Yalata, South Australia
Yalata is an Aboriginal community on the coast of South Australia. It is about 200 kilometres (120 mi) west of Ceduna. The reserve, Yalata Aboriginal Land, covers 4,580 square kilometres (1,770 sq mi) and spans about 150 km (93 mi) of the Eyre Highway. It is one of 74 local government areas in South Australia.
|Population||100 (2006 census)|
|• Density||0.022/km2 (0.057/sq mi)|
|Elevation||90 m (295 ft)|
|Area||4,563 km2 (1,761.8 sq mi)|
|LGA(s)||Aboriginal Council of Yalata|
The people who originally live in this region are Wirangu and Mirning. However, most of the people who live at Yalata are Pitjantjatjara, who originally come from the north (Anangu Pitjantjatjara Yankunytjatjara). They speak a southern dialect of the Pitjantjatjara language. This is spoken as a first language in most homes (58% in 2006). The other groups making up the land's traditional owners are the Kokatha, Yankunytjatjara, Antakirinja, Pindiini and Ngalea, which are all nations of the Western Desert.
Pitjantjatjara were forced to move here by the Australian government in the 1950s. Large parts of their land in the north were made into the Woomera Test Range, a weapons testing area. The families were first moved south, to a Christian mission at Ooldea. They were moved to Yalata, even further south, in 1952. This second move was done because of nuclear-weapon tests being done at Maralinga and Emu Field. The title to the lands around Maralinga (Maralinga Tjarutja) was given back to the Aboriginal people by the South Australian Parliament in December 1984. People from Yalata and further inland resettled on the land in 1995.
- Australian Bureau of Statistics (25 October 2007). Yalata (Urban Centre/Locality). 2006 Census Quickstats. Retrieved on 25 May 2008
- "District of Flinders Background Profile". Electoral Commission SA. Retrieved 9 September 2015.
- "Federal electoral division of Grey, boundary gazetted 16 December 2011" (PDF). Australian Electoral Commission. Retrieved 20 August 2015.
- "Yalata Indigenous Protected Area". Australian Government, Department of Sustainability, Environment, Water, Population and Communities. Archived from the original on 2 February 2013. Retrieved 26 October 2012.

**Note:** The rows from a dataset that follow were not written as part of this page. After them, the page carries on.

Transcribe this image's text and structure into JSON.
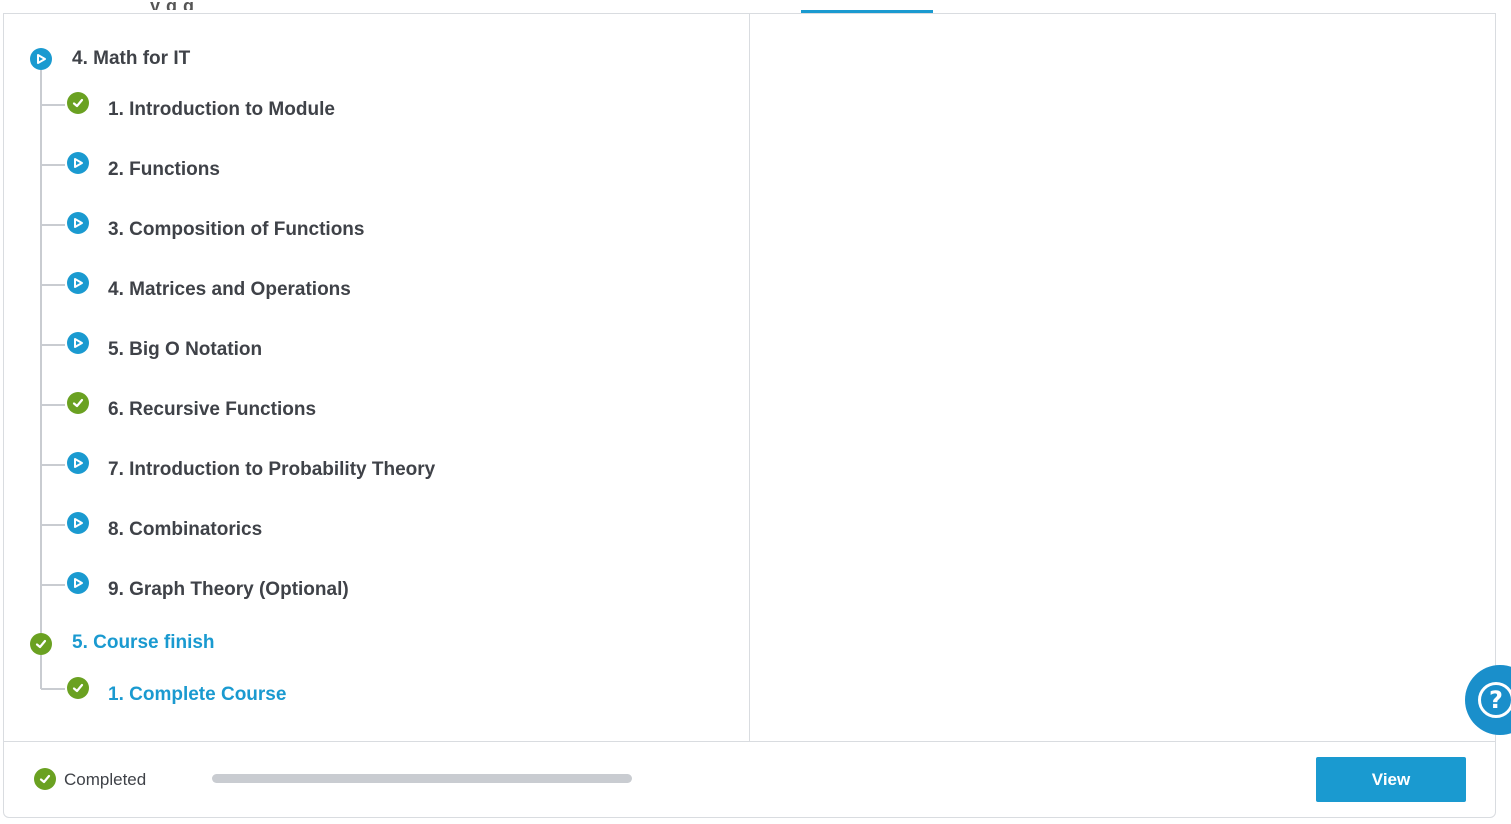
{
  "header": {
    "cut_off_text": "y                    g      g"
  },
  "course_tree": {
    "module": {
      "label": "4. Math for IT",
      "status": "play",
      "lessons": [
        {
          "label": "1. Introduction to Module",
          "status": "completed"
        },
        {
          "label": "2. Functions",
          "status": "play"
        },
        {
          "label": "3. Composition of Functions",
          "status": "play"
        },
        {
          "label": "4. Matrices and Operations",
          "status": "play"
        },
        {
          "label": "5. Big O Notation",
          "status": "play"
        },
        {
          "label": "6. Recursive Functions",
          "status": "completed"
        },
        {
          "label": "7. Introduction to Probability Theory",
          "status": "play"
        },
        {
          "label": "8. Combinatorics",
          "status": "play"
        },
        {
          "label": "9. Graph Theory (Optional)",
          "status": "play"
        }
      ]
    },
    "finish_module": {
      "label": "5. Course finish",
      "status": "completed",
      "lessons": [
        {
          "label": "1. Complete Course",
          "status": "completed"
        }
      ]
    }
  },
  "footer": {
    "status_label": "Completed",
    "progress_percent": 100,
    "view_button": "View"
  },
  "help": {
    "glyph": "?"
  },
  "colors": {
    "accent": "#1a9ad0",
    "success": "#6aa121",
    "text": "#3f4248",
    "track": "#c9ccd1"
  },
  "icons": {
    "play": "play-circle-icon",
    "completed": "check-circle-icon",
    "help": "help-icon"
  }
}
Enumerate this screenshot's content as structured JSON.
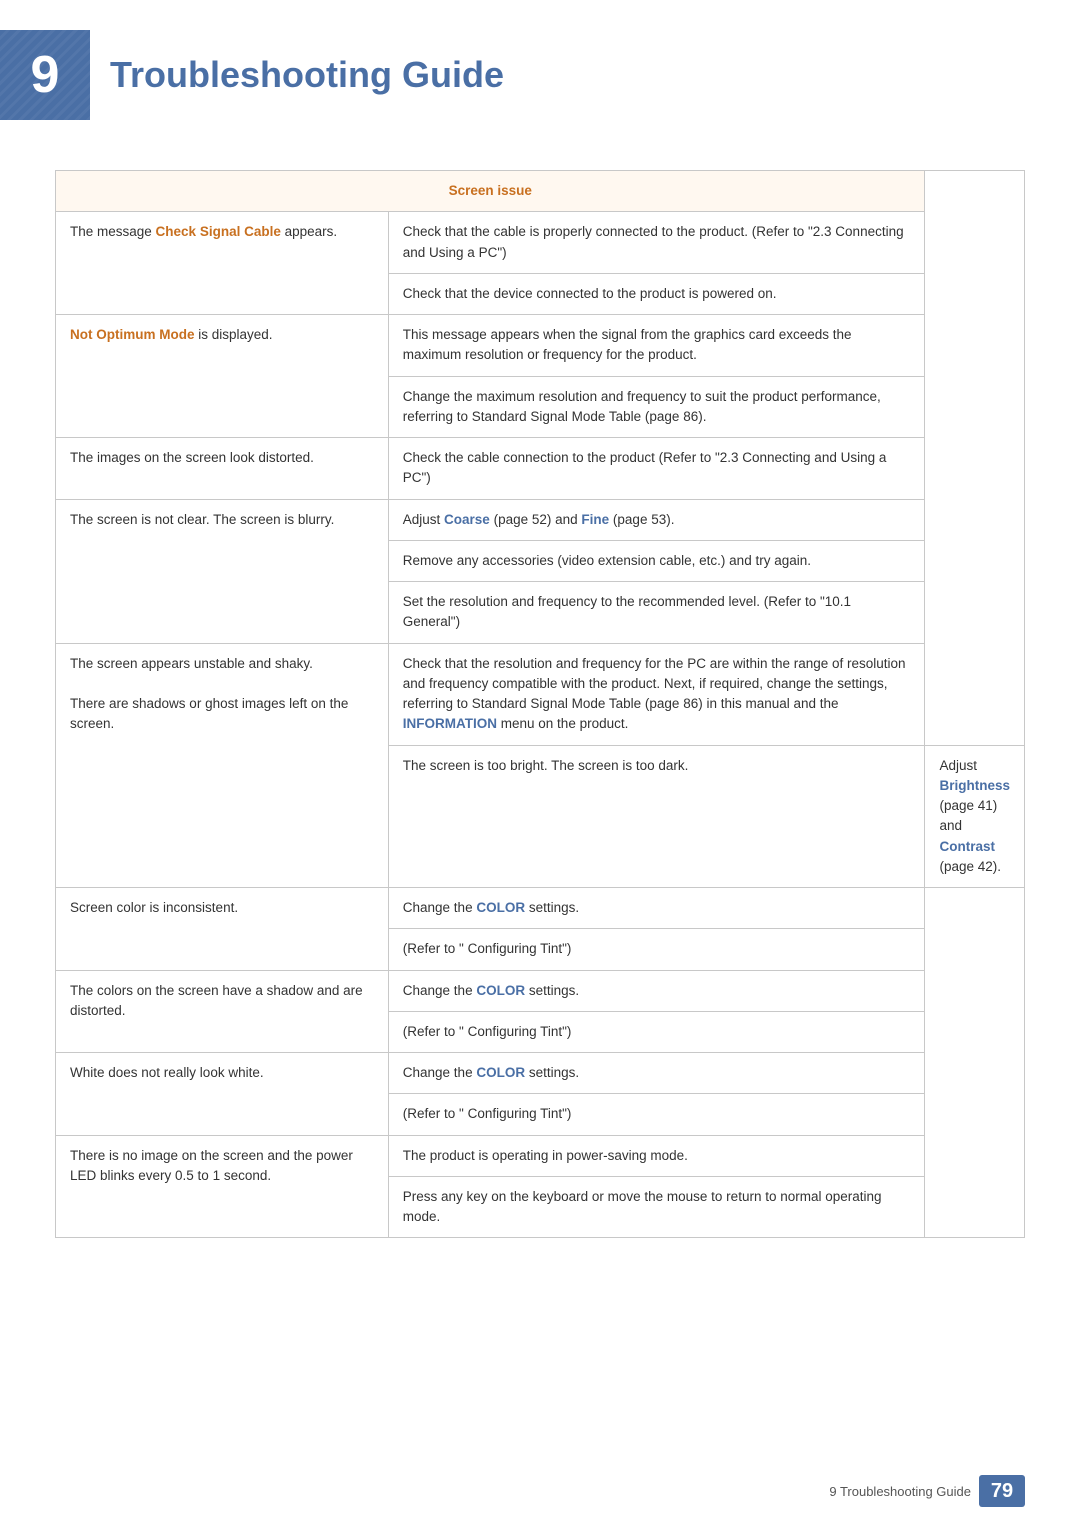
{
  "header": {
    "chapter_number": "9",
    "title": "Troubleshooting Guide"
  },
  "table": {
    "section_header": "Screen issue",
    "rows": [
      {
        "issue": "The message <bold-orange>Check Signal Cable</bold-orange> appears.",
        "issue_plain": "The message ",
        "issue_bold": "Check Signal Cable",
        "issue_bold_type": "orange",
        "issue_suffix": " appears.",
        "solutions": [
          "Check that the cable is properly connected to the product. (Refer to \"2.3 Connecting and Using a PC\")",
          "Check that the device connected to the product is powered on."
        ]
      },
      {
        "issue_bold": "Not Optimum Mode",
        "issue_bold_type": "orange",
        "issue_suffix": " is displayed.",
        "solutions": [
          "This message appears when the signal from the graphics card exceeds the maximum resolution or frequency for the product.",
          "Change the maximum resolution and frequency to suit the product performance, referring to Standard Signal Mode Table (page 86)."
        ]
      },
      {
        "issue_plain": "The images on the screen look distorted.",
        "solutions": [
          "Check the cable connection to the product (Refer to \"2.3 Connecting and Using a PC\")"
        ]
      },
      {
        "issue_plain": "The screen is not clear. The screen is blurry.",
        "solutions": [
          "Adjust <bold-blue>Coarse</bold-blue> (page 52) and <bold-blue>Fine</bold-blue> (page 53).",
          "Remove any accessories (video extension cable, etc.) and try again.",
          "Set the resolution and frequency to the recommended level. (Refer to \"10.1 General\")"
        ]
      },
      {
        "issue_plain": "The screen appears unstable and shaky.\nThere are shadows or ghost images left on the screen.",
        "solutions": [
          "Check that the resolution and frequency for the PC are within the range of resolution and frequency compatible with the product. Next, if required, change the settings, referring to Standard Signal Mode Table (page 86) in this manual and the <bold-blue>INFORMATION</bold-blue> menu on the product."
        ]
      },
      {
        "issue_plain": "The screen is too bright. The screen is too dark.",
        "solutions": [
          "Adjust <bold-blue>Brightness</bold-blue> (page 41) and <bold-blue>Contrast</bold-blue> (page 42)."
        ]
      },
      {
        "issue_plain": "Screen color is inconsistent.",
        "solutions": [
          "Change the <bold-blue>COLOR</bold-blue> settings.\n(Refer to \" Configuring Tint\")"
        ]
      },
      {
        "issue_plain": "The colors on the screen have a shadow and are distorted.",
        "solutions": [
          "Change the <bold-blue>COLOR</bold-blue> settings.\n(Refer to \" Configuring Tint\")"
        ]
      },
      {
        "issue_plain": "White does not really look white.",
        "solutions": [
          "Change the <bold-blue>COLOR</bold-blue> settings.\n(Refer to \" Configuring Tint\")"
        ]
      },
      {
        "issue_plain": "There is no image on the screen and the power LED blinks every 0.5 to 1 second.",
        "solutions": [
          "The product is operating in power-saving mode.",
          "Press any key on the keyboard or move the mouse to return to normal operating mode."
        ]
      }
    ]
  },
  "footer": {
    "text": "9 Troubleshooting Guide",
    "page": "79"
  }
}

- ABS 2006 Yearbook. Retrieved on 5 June 2008
- A toxic legacy : British nuclear weapons testing in Australia in: Grabosky, P N. Wayward governance : illegality and its control in the public sector. Canberra: Australian Institute of Criminology. pp. 235–253. ISBN 0-642-14605-5. Archived from the original on 2011-01-19. Retrieved 2009-06-27.
- United Kingdom Parliament, Atomic Test Site (South Australia), House of Commons, 1 April 1993, columns 645–652, (Norman A. Godman, Member for Greenock and Port Glasgow).